## RECORDS PROVIDED:
<<<<
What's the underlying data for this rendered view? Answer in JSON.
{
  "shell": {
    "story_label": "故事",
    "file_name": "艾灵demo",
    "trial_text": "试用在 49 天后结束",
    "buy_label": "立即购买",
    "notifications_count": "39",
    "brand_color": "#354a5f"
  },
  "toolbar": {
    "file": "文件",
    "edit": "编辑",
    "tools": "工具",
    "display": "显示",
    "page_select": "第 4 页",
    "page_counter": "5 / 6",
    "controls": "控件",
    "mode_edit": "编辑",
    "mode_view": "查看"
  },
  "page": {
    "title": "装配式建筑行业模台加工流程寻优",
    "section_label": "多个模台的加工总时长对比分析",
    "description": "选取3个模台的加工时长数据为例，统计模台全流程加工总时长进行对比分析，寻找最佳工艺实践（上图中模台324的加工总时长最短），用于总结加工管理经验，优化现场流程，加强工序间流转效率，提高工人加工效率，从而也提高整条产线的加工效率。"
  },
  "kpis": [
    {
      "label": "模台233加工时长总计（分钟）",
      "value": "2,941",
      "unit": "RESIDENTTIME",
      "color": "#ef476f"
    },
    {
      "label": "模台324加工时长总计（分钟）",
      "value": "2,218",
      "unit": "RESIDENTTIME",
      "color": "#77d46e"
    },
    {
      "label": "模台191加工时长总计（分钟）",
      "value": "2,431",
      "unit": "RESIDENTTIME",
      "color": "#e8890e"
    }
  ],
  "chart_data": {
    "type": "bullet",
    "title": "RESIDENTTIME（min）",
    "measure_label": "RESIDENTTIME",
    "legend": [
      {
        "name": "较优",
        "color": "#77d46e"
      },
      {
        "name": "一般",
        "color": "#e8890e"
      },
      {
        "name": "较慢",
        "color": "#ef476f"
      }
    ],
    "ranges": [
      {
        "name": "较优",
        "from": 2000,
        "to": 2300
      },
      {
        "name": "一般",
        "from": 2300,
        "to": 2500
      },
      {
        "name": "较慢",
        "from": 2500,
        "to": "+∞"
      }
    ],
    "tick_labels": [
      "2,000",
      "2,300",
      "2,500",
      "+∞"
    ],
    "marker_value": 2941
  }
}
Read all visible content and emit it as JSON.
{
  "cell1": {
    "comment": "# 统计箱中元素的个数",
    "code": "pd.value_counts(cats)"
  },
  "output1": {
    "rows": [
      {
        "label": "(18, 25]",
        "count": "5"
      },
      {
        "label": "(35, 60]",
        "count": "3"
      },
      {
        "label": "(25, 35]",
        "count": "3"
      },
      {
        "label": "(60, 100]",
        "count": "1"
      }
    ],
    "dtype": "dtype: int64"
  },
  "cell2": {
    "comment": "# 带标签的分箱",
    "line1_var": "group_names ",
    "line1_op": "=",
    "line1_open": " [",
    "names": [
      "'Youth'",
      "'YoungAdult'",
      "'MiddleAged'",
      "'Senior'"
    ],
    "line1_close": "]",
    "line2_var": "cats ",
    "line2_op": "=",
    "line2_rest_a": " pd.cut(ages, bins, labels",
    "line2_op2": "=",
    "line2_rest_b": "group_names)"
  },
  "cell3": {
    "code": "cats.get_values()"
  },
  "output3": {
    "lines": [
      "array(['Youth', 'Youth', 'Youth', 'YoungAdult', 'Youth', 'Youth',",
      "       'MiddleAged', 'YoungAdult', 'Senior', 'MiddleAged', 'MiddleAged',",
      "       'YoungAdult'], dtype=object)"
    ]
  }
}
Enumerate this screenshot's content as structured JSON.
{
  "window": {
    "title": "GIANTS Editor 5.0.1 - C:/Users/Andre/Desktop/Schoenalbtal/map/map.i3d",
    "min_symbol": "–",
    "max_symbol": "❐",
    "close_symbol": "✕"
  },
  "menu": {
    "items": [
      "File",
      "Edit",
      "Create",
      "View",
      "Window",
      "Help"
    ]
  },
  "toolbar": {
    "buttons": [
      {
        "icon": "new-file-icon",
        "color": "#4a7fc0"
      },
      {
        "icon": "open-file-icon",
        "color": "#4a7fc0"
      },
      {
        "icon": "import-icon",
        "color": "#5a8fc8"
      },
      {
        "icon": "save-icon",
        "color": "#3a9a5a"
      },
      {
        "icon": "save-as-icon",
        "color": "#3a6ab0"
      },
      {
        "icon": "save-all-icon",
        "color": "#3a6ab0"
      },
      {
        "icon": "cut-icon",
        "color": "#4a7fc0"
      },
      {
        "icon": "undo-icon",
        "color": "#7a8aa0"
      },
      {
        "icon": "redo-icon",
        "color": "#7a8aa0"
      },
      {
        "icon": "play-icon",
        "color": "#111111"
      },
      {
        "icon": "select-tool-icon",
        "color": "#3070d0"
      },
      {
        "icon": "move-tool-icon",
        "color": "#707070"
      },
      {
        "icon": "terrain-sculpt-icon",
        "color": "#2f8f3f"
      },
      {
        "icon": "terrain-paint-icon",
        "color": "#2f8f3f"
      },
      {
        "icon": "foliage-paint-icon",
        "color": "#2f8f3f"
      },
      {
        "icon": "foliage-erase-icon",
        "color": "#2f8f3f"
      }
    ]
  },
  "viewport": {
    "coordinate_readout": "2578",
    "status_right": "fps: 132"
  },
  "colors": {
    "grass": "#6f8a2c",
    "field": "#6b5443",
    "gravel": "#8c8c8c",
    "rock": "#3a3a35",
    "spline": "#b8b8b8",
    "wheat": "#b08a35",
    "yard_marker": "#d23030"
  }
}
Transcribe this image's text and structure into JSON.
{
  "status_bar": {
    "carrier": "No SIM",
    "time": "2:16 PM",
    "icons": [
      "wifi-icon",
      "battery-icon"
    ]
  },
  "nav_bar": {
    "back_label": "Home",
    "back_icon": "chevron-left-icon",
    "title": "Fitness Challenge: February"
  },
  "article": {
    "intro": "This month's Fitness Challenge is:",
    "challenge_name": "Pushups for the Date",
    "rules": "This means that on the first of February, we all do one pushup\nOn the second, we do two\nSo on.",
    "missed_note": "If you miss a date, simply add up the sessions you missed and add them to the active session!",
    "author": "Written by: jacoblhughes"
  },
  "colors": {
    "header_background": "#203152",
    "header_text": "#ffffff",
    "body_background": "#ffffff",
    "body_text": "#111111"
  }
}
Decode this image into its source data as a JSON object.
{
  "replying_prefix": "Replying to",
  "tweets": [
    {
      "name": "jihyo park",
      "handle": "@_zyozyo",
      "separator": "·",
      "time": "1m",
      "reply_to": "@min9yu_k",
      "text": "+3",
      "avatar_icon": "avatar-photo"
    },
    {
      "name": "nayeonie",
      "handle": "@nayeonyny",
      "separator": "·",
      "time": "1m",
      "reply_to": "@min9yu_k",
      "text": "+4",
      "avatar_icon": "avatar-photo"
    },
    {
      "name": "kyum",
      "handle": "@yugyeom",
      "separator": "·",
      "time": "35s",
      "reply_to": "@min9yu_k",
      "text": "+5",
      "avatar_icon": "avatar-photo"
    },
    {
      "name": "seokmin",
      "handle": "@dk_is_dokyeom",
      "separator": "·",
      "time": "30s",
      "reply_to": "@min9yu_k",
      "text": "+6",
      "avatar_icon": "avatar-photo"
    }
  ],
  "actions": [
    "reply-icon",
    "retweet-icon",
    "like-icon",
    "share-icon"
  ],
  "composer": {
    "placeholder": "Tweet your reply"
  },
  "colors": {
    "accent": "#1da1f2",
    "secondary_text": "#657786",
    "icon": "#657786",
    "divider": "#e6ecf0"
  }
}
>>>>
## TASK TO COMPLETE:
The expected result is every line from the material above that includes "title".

## COMPLETED EXERCISE:
    "title": "装配式建筑行业模台加工流程寻优",
    "title": "RESIDENTTIME（min）",
    "title": "GIANTS Editor 5.0.1 - C:/Users/Andre/Desktop/Schoenalbtal/map/map.i3d",
    "title": "Fitness Challenge: February"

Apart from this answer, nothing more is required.